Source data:
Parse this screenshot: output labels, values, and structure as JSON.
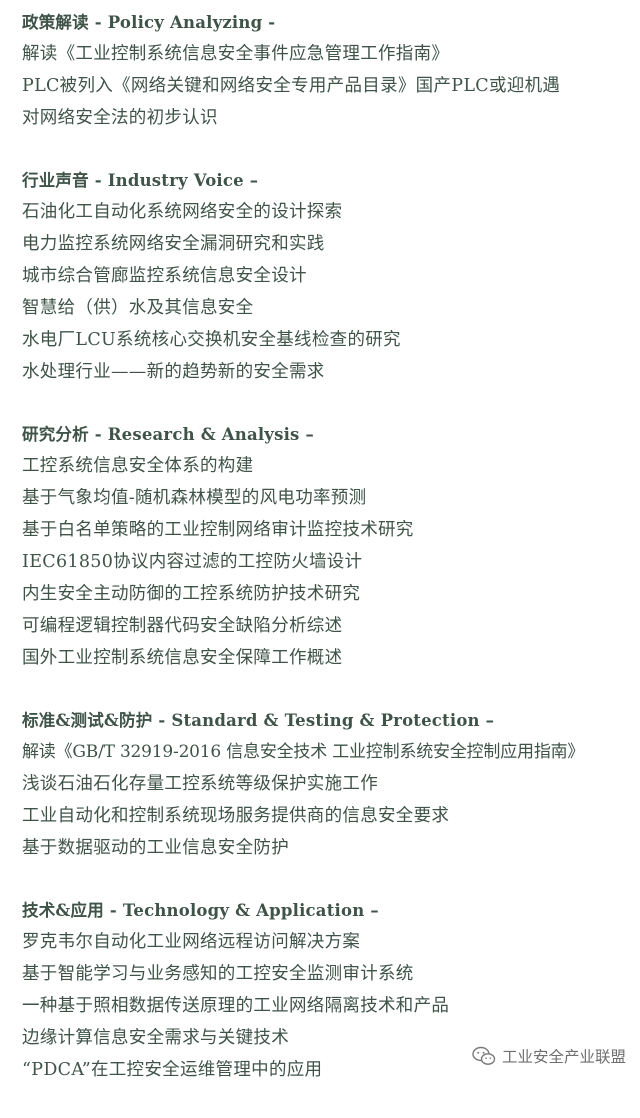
{
  "sections": [
    {
      "heading": "政策解读 - Policy Analyzing -",
      "items": [
        "解读《工业控制系统信息安全事件应急管理工作指南》",
        "PLC被列入《网络关键和网络安全专用产品目录》国产PLC或迎机遇",
        "对网络安全法的初步认识"
      ]
    },
    {
      "heading": "行业声音 - Industry Voice –",
      "items": [
        "石油化工自动化系统网络安全的设计探索",
        "电力监控系统网络安全漏洞研究和实践",
        "城市综合管廊监控系统信息安全设计",
        "智慧给（供）水及其信息安全",
        "水电厂LCU系统核心交换机安全基线检查的研究",
        "水处理行业——新的趋势新的安全需求"
      ]
    },
    {
      "heading": "研究分析 - Research & Analysis –",
      "items": [
        "工控系统信息安全体系的构建",
        "基于气象均值-随机森林模型的风电功率预测",
        "基于白名单策略的工业控制网络审计监控技术研究",
        "IEC61850协议内容过滤的工控防火墙设计",
        "内生安全主动防御的工控系统防护技术研究",
        "可编程逻辑控制器代码安全缺陷分析综述",
        "国外工业控制系统信息安全保障工作概述"
      ]
    },
    {
      "heading": "标准&测试&防护 - Standard & Testing & Protection –",
      "items": [
        "解读《GB/T 32919-2016 信息安全技术 工业控制系统安全控制应用指南》",
        "浅谈石油石化存量工控系统等级保护实施工作",
        "工业自动化和控制系统现场服务提供商的信息安全要求",
        "基于数据驱动的工业信息安全防护"
      ]
    },
    {
      "heading": "技术&应用 - Technology & Application –",
      "items": [
        "罗克韦尔自动化工业网络远程访问解决方案",
        "基于智能学习与业务感知的工控安全监测审计系统",
        "一种基于照相数据传送原理的工业网络隔离技术和产品",
        "边缘计算信息安全需求与关键技术",
        "“PDCA”在工控安全运维管理中的应用"
      ]
    }
  ],
  "watermark": {
    "text": "工业安全产业联盟",
    "icon": "wechat-icon"
  },
  "colors": {
    "text": "#3f5349",
    "watermark": "#6f6f6f"
  }
}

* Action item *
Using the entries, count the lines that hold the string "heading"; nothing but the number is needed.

* Task response *
5